WHAT YOU NEED TO DO:
Print every entry exactly as written.

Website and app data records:
····················

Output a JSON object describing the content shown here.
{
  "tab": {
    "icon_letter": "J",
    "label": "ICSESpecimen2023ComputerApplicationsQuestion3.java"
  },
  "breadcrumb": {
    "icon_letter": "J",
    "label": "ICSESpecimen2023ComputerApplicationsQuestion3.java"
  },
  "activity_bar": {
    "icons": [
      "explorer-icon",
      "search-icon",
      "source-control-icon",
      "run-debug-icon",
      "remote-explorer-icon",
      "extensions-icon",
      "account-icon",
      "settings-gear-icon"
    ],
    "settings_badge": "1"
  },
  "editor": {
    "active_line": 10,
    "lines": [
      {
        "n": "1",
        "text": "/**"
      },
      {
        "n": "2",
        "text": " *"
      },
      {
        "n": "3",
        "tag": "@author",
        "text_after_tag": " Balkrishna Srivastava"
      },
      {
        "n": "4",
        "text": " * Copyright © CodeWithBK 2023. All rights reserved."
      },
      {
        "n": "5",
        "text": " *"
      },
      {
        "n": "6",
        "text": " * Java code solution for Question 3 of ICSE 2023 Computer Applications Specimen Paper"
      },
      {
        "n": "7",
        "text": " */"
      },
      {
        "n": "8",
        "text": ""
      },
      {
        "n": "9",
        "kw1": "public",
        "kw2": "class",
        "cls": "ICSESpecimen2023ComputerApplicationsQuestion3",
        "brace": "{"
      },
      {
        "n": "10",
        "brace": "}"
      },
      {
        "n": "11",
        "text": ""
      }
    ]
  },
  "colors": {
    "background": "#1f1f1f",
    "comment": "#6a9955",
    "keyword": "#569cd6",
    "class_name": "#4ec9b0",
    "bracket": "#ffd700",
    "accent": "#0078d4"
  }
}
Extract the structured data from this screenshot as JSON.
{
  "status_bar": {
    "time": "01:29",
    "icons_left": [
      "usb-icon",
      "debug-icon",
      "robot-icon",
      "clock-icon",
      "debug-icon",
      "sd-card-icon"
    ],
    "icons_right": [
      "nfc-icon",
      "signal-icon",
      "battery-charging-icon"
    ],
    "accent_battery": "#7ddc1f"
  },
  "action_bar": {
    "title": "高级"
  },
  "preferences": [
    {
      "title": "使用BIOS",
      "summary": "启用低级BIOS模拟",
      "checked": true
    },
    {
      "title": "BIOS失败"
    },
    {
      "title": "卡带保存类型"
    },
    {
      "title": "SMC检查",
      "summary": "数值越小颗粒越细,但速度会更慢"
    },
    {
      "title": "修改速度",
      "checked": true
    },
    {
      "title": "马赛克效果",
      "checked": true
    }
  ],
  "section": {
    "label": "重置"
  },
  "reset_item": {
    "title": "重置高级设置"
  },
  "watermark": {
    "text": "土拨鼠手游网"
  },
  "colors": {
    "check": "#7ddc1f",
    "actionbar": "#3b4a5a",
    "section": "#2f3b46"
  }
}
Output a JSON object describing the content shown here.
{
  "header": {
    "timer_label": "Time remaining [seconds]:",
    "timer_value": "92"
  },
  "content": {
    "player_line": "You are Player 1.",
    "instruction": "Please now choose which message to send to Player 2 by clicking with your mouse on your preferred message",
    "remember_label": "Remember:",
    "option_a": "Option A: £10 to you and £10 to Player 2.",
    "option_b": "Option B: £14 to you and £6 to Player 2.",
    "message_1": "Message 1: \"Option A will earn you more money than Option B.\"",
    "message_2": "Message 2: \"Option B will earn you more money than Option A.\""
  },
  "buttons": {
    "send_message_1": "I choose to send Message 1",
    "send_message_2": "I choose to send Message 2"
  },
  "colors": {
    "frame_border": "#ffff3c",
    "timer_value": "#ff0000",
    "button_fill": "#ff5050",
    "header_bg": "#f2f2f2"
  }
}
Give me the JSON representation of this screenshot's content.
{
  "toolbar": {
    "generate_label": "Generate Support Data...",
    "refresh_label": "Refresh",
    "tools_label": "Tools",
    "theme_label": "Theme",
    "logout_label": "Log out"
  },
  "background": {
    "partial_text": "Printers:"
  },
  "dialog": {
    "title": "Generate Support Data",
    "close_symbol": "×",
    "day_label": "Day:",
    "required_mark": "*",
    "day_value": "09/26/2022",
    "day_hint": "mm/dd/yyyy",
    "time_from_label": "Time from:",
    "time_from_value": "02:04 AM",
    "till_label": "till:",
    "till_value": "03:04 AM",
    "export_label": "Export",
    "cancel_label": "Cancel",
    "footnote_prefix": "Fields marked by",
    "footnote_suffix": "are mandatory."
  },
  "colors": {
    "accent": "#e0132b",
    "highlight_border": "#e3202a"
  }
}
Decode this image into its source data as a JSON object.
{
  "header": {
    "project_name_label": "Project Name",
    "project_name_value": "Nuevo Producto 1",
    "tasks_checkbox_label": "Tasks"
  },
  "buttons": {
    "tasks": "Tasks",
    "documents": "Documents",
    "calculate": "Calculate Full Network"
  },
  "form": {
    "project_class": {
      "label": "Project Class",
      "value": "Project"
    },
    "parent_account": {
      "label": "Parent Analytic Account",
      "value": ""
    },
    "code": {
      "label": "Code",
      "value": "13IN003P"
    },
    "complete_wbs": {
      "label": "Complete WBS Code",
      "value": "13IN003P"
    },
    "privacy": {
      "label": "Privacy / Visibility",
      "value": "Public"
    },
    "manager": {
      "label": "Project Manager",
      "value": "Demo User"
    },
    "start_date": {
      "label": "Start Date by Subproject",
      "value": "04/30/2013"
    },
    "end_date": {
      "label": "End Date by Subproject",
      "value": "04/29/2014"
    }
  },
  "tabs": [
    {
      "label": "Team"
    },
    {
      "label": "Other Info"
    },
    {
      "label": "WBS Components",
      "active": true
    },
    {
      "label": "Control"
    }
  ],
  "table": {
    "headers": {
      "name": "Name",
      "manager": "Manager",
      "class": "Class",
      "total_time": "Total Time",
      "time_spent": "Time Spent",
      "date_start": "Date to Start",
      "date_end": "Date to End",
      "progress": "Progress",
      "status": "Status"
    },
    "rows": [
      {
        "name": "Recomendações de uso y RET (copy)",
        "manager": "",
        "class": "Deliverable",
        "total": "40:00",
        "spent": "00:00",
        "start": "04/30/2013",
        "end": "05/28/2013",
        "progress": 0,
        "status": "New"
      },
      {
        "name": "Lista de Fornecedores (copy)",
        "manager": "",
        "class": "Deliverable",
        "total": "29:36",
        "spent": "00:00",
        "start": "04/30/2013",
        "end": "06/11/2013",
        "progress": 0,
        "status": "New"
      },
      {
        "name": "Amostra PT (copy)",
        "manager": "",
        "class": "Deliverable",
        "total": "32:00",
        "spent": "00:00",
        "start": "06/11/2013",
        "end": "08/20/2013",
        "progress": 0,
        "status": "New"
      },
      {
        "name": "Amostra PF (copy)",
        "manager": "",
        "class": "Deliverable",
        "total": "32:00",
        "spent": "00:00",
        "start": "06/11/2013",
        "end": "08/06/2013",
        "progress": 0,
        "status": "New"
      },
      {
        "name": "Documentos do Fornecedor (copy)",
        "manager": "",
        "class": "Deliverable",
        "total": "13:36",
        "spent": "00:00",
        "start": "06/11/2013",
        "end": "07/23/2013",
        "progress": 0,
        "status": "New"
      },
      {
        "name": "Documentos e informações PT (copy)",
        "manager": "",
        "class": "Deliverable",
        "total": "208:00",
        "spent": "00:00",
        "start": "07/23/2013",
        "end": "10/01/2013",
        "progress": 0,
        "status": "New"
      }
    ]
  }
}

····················

RESPONSE BELOW:
Output a JSON object describing the content shown here.
{
  "tab": {
    "icon_letter": "J",
    "label": "ICSESpecimen2023ComputerApplicationsQuestion3.java"
  },
  "breadcrumb": {
    "icon_letter": "J",
    "label": "ICSESpecimen2023ComputerApplicationsQuestion3.java"
  },
  "activity_bar": {
    "icons": [
      "explorer-icon",
      "search-icon",
      "source-control-icon",
      "run-debug-icon",
      "remote-explorer-icon",
      "extensions-icon",
      "account-icon",
      "settings-gear-icon"
    ],
    "settings_badge": "1"
  },
  "editor": {
    "active_line": 10,
    "lines": [
      {
        "n": "1",
        "text": "/**"
      },
      {
        "n": "2",
        "text": " *"
      },
      {
        "n": "3",
        "tag": "@author",
        "text_after_tag": " Balkrishna Srivastava"
      },
      {
        "n": "4",
        "text": " * Copyright © CodeWithBK 2023. All rights reserved."
      },
      {
        "n": "5",
        "text": " *"
      },
      {
        "n": "6",
        "text": " * Java code solution for Question 3 of ICSE 2023 Computer Applications Specimen Paper"
      },
      {
        "n": "7",
        "text": " */"
      },
      {
        "n": "8",
        "text": ""
      },
      {
        "n": "9",
        "kw1": "public",
        "kw2": "class",
        "cls": "ICSESpecimen2023ComputerApplicationsQuestion3",
        "brace": "{"
      },
      {
        "n": "10",
        "brace": "}"
      },
      {
        "n": "11",
        "text": ""
      }
    ]
  },
  "colors": {
    "background": "#1f1f1f",
    "comment": "#6a9955",
    "keyword": "#569cd6",
    "class_name": "#4ec9b0",
    "bracket": "#ffd700",
    "accent": "#0078d4"
  }
}
Extract the structured data from this screenshot as JSON.
{
  "status_bar": {
    "time": "01:29",
    "icons_left": [
      "usb-icon",
      "debug-icon",
      "robot-icon",
      "clock-icon",
      "debug-icon",
      "sd-card-icon"
    ],
    "icons_right": [
      "nfc-icon",
      "signal-icon",
      "battery-charging-icon"
    ],
    "accent_battery": "#7ddc1f"
  },
  "action_bar": {
    "title": "高级"
  },
  "preferences": [
    {
      "title": "使用BIOS",
      "summary": "启用低级BIOS模拟",
      "checked": true
    },
    {
      "title": "BIOS失败"
    },
    {
      "title": "卡带保存类型"
    },
    {
      "title": "SMC检查",
      "summary": "数值越小颗粒越细,但速度会更慢"
    },
    {
      "title": "修改速度",
      "checked": true
    },
    {
      "title": "马赛克效果",
      "checked": true
    }
  ],
  "section": {
    "label": "重置"
  },
  "reset_item": {
    "title": "重置高级设置"
  },
  "watermark": {
    "text": "土拨鼠手游网"
  },
  "colors": {
    "check": "#7ddc1f",
    "actionbar": "#3b4a5a",
    "section": "#2f3b46"
  }
}
Output a JSON object describing the content shown here.
{
  "header": {
    "timer_label": "Time remaining [seconds]:",
    "timer_value": "92"
  },
  "content": {
    "player_line": "You are Player 1.",
    "instruction": "Please now choose which message to send to Player 2 by clicking with your mouse on your preferred message",
    "remember_label": "Remember:",
    "option_a": "Option A: £10 to you and £10 to Player 2.",
    "option_b": "Option B: £14 to you and £6 to Player 2.",
    "message_1": "Message 1: \"Option A will earn you more money than Option B.\"",
    "message_2": "Message 2: \"Option B will earn you more money than Option A.\""
  },
  "buttons": {
    "send_message_1": "I choose to send Message 1",
    "send_message_2": "I choose to send Message 2"
  },
  "colors": {
    "frame_border": "#ffff3c",
    "timer_value": "#ff0000",
    "button_fill": "#ff5050",
    "header_bg": "#f2f2f2"
  }
}
Give me the JSON representation of this screenshot's content.
{
  "toolbar": {
    "generate_label": "Generate Support Data...",
    "refresh_label": "Refresh",
    "tools_label": "Tools",
    "theme_label": "Theme",
    "logout_label": "Log out"
  },
  "background": {
    "partial_text": "Printers:"
  },
  "dialog": {
    "title": "Generate Support Data",
    "close_symbol": "×",
    "day_label": "Day:",
    "required_mark": "*",
    "day_value": "09/26/2022",
    "day_hint": "mm/dd/yyyy",
    "time_from_label": "Time from:",
    "time_from_value": "02:04 AM",
    "till_label": "till:",
    "till_value": "03:04 AM",
    "export_label": "Export",
    "cancel_label": "Cancel",
    "footnote_prefix": "Fields marked by",
    "footnote_suffix": "are mandatory."
  },
  "colors": {
    "accent": "#e0132b",
    "highlight_border": "#e3202a"
  }
}
Decode this image into its source data as a JSON object.
{
  "header": {
    "project_name_label": "Project Name",
    "project_name_value": "Nuevo Producto 1",
    "tasks_checkbox_label": "Tasks"
  },
  "buttons": {
    "tasks": "Tasks",
    "documents": "Documents",
    "calculate": "Calculate Full Network"
  },
  "form": {
    "project_class": {
      "label": "Project Class",
      "value": "Project"
    },
    "parent_account": {
      "label": "Parent Analytic Account",
      "value": ""
    },
    "code": {
      "label": "Code",
      "value": "13IN003P"
    },
    "complete_wbs": {
      "label": "Complete WBS Code",
      "value": "13IN003P"
    },
    "privacy": {
      "label": "Privacy / Visibility",
      "value": "Public"
    },
    "manager": {
      "label": "Project Manager",
      "value": "Demo User"
    },
    "start_date": {
      "label": "Start Date by Subproject",
      "value": "04/30/2013"
    },
    "end_date": {
      "label": "End Date by Subproject",
      "value": "04/29/2014"
    }
  },
  "tabs": [
    {
      "label": "Team"
    },
    {
      "label": "Other Info"
    },
    {
      "label": "WBS Components",
      "active": true
    },
    {
      "label": "Control"
    }
  ],
  "table": {
    "headers": {
      "name": "Name",
      "manager": "Manager",
      "class": "Class",
      "total_time": "Total Time",
      "time_spent": "Time Spent",
      "date_start": "Date to Start",
      "date_end": "Date to End",
      "progress": "Progress",
      "status": "Status"
    },
    "rows": [
      {
        "name": "Recomendações de uso y RET (copy)",
        "manager": "",
        "class": "Deliverable",
        "total": "40:00",
        "spent": "00:00",
        "start": "04/30/2013",
        "end": "05/28/2013",
        "progress": 0,
        "status": "New"
      },
      {
        "name": "Lista de Fornecedores (copy)",
        "manager": "",
        "class": "Deliverable",
        "total": "29:36",
        "spent": "00:00",
        "start": "04/30/2013",
        "end": "06/11/2013",
        "progress": 0,
        "status": "New"
      },
      {
        "name": "Amostra PT (copy)",
        "manager": "",
        "class": "Deliverable",
        "total": "32:00",
        "spent": "00:00",
        "start": "06/11/2013",
        "end": "08/20/2013",
        "progress": 0,
        "status": "New"
      },
      {
        "name": "Amostra PF (copy)",
        "manager": "",
        "class": "Deliverable",
        "total": "32:00",
        "spent": "00:00",
        "start": "06/11/2013",
        "end": "08/06/2013",
        "progress": 0,
        "status": "New"
      },
      {
        "name": "Documentos do Fornecedor (copy)",
        "manager": "",
        "class": "Deliverable",
        "total": "13:36",
        "spent": "00:00",
        "start": "06/11/2013",
        "end": "07/23/2013",
        "progress": 0,
        "status": "New"
      },
      {
        "name": "Documentos e informações PT (copy)",
        "manager": "",
        "class": "Deliverable",
        "total": "208:00",
        "spent": "00:00",
        "start": "07/23/2013",
        "end": "10/01/2013",
        "progress": 0,
        "status": "New"
      }
    ]
  }
}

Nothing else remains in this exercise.